Harold E. Popham, Proceedings of 2nd Annual Rocky Mountain Mineral Law Institute (1956)

The term mineral is susceptible of various meanings. In a broad and scientific sense it is a natural inorganic substance having a chemical composition; in its ordinary and popular meaning it is an inorganic substance found in the earth and obtained by mining processes of bringing it to the surface. It is used in many senses, dependent upon the state of facts relative thereto and is not capable of a definition of universal application. In determining its meaning in any particular instance regard must be had to the language of the instrument in which it occurs and also to the position of the parties interested and the object in view. In a broad sense, any sort of earthy substance or substance found in the earth, other than ordinary common rock, is a mineral.
[114] Mineral occurs in three physical forms, either as a solid, liquid or gaseous. The term includes oil and gas unless the context shows otherwise. There are literally dozens of differently named minerals.1
Sand and gravel are minerals in a broad sense, also certain kinds of stone or rock such as building stone. Sand available for building purposes has been held a mineral sufficient to support a patent for a placer claim.2

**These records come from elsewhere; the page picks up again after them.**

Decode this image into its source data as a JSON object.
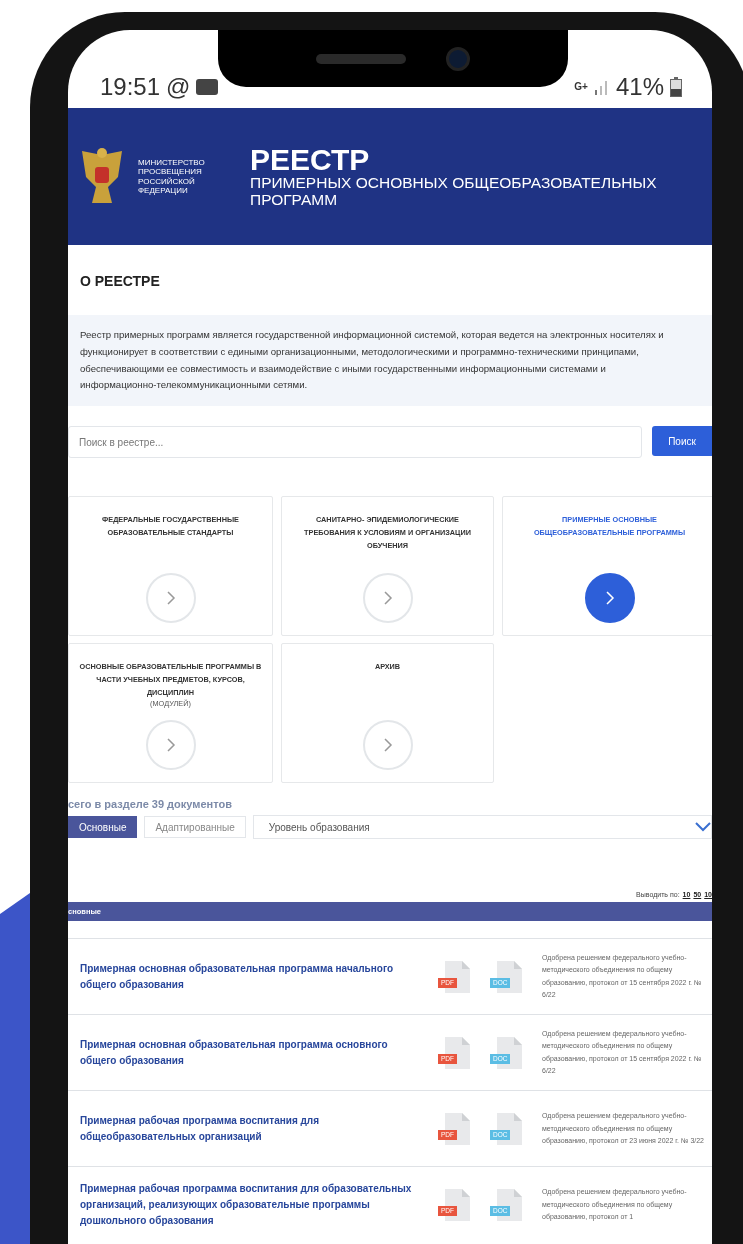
{
  "status_bar": {
    "time": "19:51",
    "at_sign": "@",
    "network": "G+",
    "battery": "41%"
  },
  "header": {
    "ministry": "МИНИСТЕРСТВО ПРОСВЕЩЕНИЯ РОССИЙСКОЙ ФЕДЕРАЦИИ",
    "title": "РЕЕСТР",
    "subtitle": "ПРИМЕРНЫХ ОСНОВНЫХ ОБЩЕОБРАЗОВАТЕЛЬНЫХ ПРОГРАММ"
  },
  "about": {
    "title": "О РЕЕСТРЕ",
    "text": "Реестр примерных программ является государственной информационной системой, которая ведется на электронных носителях и функционирует в соответствии с едиными организационными, методологическими и программно-техническими принципами, обеспечивающими ее совместимость и взаимодействие с иными государственными информационными системами и информационно-телекоммуникационными сетями."
  },
  "search": {
    "placeholder": "Поиск в реестре...",
    "button": "Поиск"
  },
  "sections": [
    {
      "title": "ФЕДЕРАЛЬНЫЕ ГОСУДАРСТВЕННЫЕ ОБРАЗОВАТЕЛЬНЫЕ СТАНДАРТЫ",
      "selected": false
    },
    {
      "title": "САНИТАРНО- ЭПИДЕМИОЛОГИЧЕСКИЕ ТРЕБОВАНИЯ К УСЛОВИЯМ И ОРГАНИЗАЦИИ ОБУЧЕНИЯ",
      "selected": false
    },
    {
      "title": "ПРИМЕРНЫЕ ОСНОВНЫЕ ОБЩЕОБРАЗОВАТЕЛЬНЫЕ ПРОГРАММЫ",
      "selected": true
    },
    {
      "title": "ОСНОВНЫЕ ОБРАЗОВАТЕЛЬНЫЕ ПРОГРАММЫ В ЧАСТИ УЧЕБНЫХ ПРЕДМЕТОВ, КУРСОВ, ДИСЦИПЛИН",
      "note": "(МОДУЛЕЙ)",
      "selected": false
    },
    {
      "title": "АРХИВ",
      "selected": false
    }
  ],
  "count": "сего в разделе 39 документов",
  "tabs": [
    {
      "label": "Основные",
      "selected": true
    },
    {
      "label": "Адаптированные",
      "selected": false
    }
  ],
  "level_select": {
    "value": "Уровень образования"
  },
  "per_page": {
    "label": "Выводить по:",
    "options": [
      "10",
      "50",
      "10"
    ]
  },
  "table": {
    "header": "сновные",
    "rows": [
      {
        "title": "Примерная основная образовательная программа начального общего образования",
        "files": [
          {
            "label": "PDF",
            "color": "#e8553e"
          },
          {
            "label": "DOC",
            "color": "#5bbde4"
          }
        ],
        "note": "Одобрена решением федерального учебно-методического объединения по общему образованию, протокол от 15 сентября 2022 г. № 6/22"
      },
      {
        "title": "Примерная основная образовательная программа основного общего образования",
        "files": [
          {
            "label": "PDF",
            "color": "#e8553e"
          },
          {
            "label": "DOC",
            "color": "#5bbde4"
          }
        ],
        "note": "Одобрена решением федерального учебно-методического объединения по общему образованию, протокол от 15 сентября 2022 г. № 6/22"
      },
      {
        "title": "Примерная рабочая программа воспитания для общеобразовательных организаций",
        "files": [
          {
            "label": "PDF",
            "color": "#e8553e"
          },
          {
            "label": "DOC",
            "color": "#5bbde4"
          }
        ],
        "note": "Одобрена решением федерального учебно-методического объединения по общему образованию, протокол от 23 июня 2022 г. № 3/22"
      },
      {
        "title": "Примерная рабочая программа воспитания для образовательных организаций, реализующих образовательные программы дошкольного образования",
        "files": [
          {
            "label": "PDF",
            "color": "#e8553e"
          },
          {
            "label": "DOC",
            "color": "#5bbde4"
          }
        ],
        "note": "Одобрена решением федерального учебно-методического объединения по общему образованию, протокол от 1"
      }
    ]
  }
}
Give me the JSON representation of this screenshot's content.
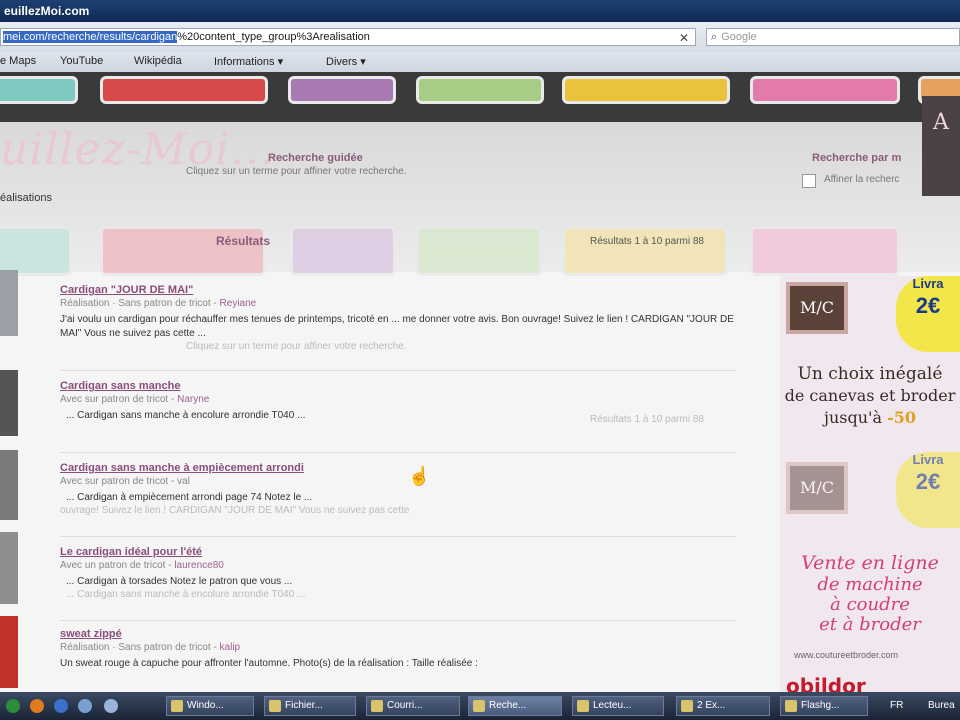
{
  "window": {
    "title": "euillezMoi.com"
  },
  "urlbar": {
    "selected": "mei.com/recherche/results/cardigan",
    "rest": "%20content_type_group%3Arealisation"
  },
  "searchbox": {
    "placeholder": "Google"
  },
  "bookmarks": [
    "e Maps",
    "YouTube",
    "Wikipédia",
    "Informations ▾",
    "Divers ▾"
  ],
  "header": {
    "logo": "uillez-Moi...",
    "search_guided": "Recherche guidée",
    "search_guided_sub": "Cliquez sur un terme pour affiner votre recherche.",
    "search_by": "Recherche par m",
    "refine": "Affiner la recherc",
    "realisations": "éalisations",
    "side_badge": "A"
  },
  "results_header": {
    "label": "Résultats",
    "count": "Résultats 1 à 10 parmi 88"
  },
  "results": [
    {
      "title": "Cardigan \"JOUR DE MAI\"",
      "meta": "Réalisation · Sans patron de tricot -",
      "author": "Reyiane",
      "snippet": "J'ai voulu un cardigan pour réchauffer mes tenues de printemps, tricoté en ... me donner votre avis. Bon ouvrage! Suivez le lien ! CARDIGAN \"JOUR DE MAI\" Vous ne suivez pas cette ...",
      "foot": "Cliquez sur un terme pour affiner votre recherche."
    },
    {
      "title": "Cardigan sans manche",
      "meta": "Avec sur patron de tricot -",
      "author": "Naryne",
      "snippet": "... Cardigan sans manche à encolure arrondie T040 ...",
      "foot": ""
    },
    {
      "title": "Cardigan sans manche à empiècement arrondi",
      "meta": "Avec sur patron de tricot - val",
      "author": "",
      "snippet": "... Cardigan à empiècement arrondi page 74 Notez le ...",
      "foot": "ouvrage! Suivez le lien ! CARDIGAN \"JOUR DE MAI\" Vous ne suivez pas cette"
    },
    {
      "title": "Le cardigan idéal pour l'été",
      "meta": "Avec un patron de tricot -",
      "author": "laurence80",
      "snippet": "... Cardigan à torsades Notez le patron que vous ...",
      "foot": "... Cardigan sans manche à encolure arrondie T040 ..."
    },
    {
      "title": "sweat zippé",
      "meta": "Réalisation · Sans patron de tricot -",
      "author": "kalip",
      "snippet": "Un sweat rouge à capuche pour affronter l'automne. Photo(s) de la réalisation : Taille réalisée :",
      "foot": ""
    }
  ],
  "count_mid": "Résultats 1 à 10 parmi 88",
  "ad": {
    "logo": "M/C",
    "livraison": "Livra",
    "price": "2€",
    "line1": "Un choix inégalé",
    "line2": "de canevas et broder",
    "line3": "jusqu'à",
    "pct": "-50",
    "pink1": "Vente en ligne",
    "pink2": "de machine",
    "pink3": "à coudre",
    "pink4": "et à broder",
    "url": "www.coutureetbroder.com",
    "brand": "obildor"
  },
  "taskbar": {
    "tasks": [
      "Windo...",
      "Fichier...",
      "Courri...",
      "Reche...",
      "Lecteu...",
      "2 Ex...",
      "Flashg..."
    ],
    "tray": [
      "FR",
      "Burea"
    ]
  },
  "colors": {
    "accent": "#8a4d7c",
    "header_bg": "#3a3a3a",
    "taskbar": "#1a2436"
  }
}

Water is generally regarded as a mineral in a broad sense. (I wonder if this is the reason why some people don't like to drink water.)
The surface of the l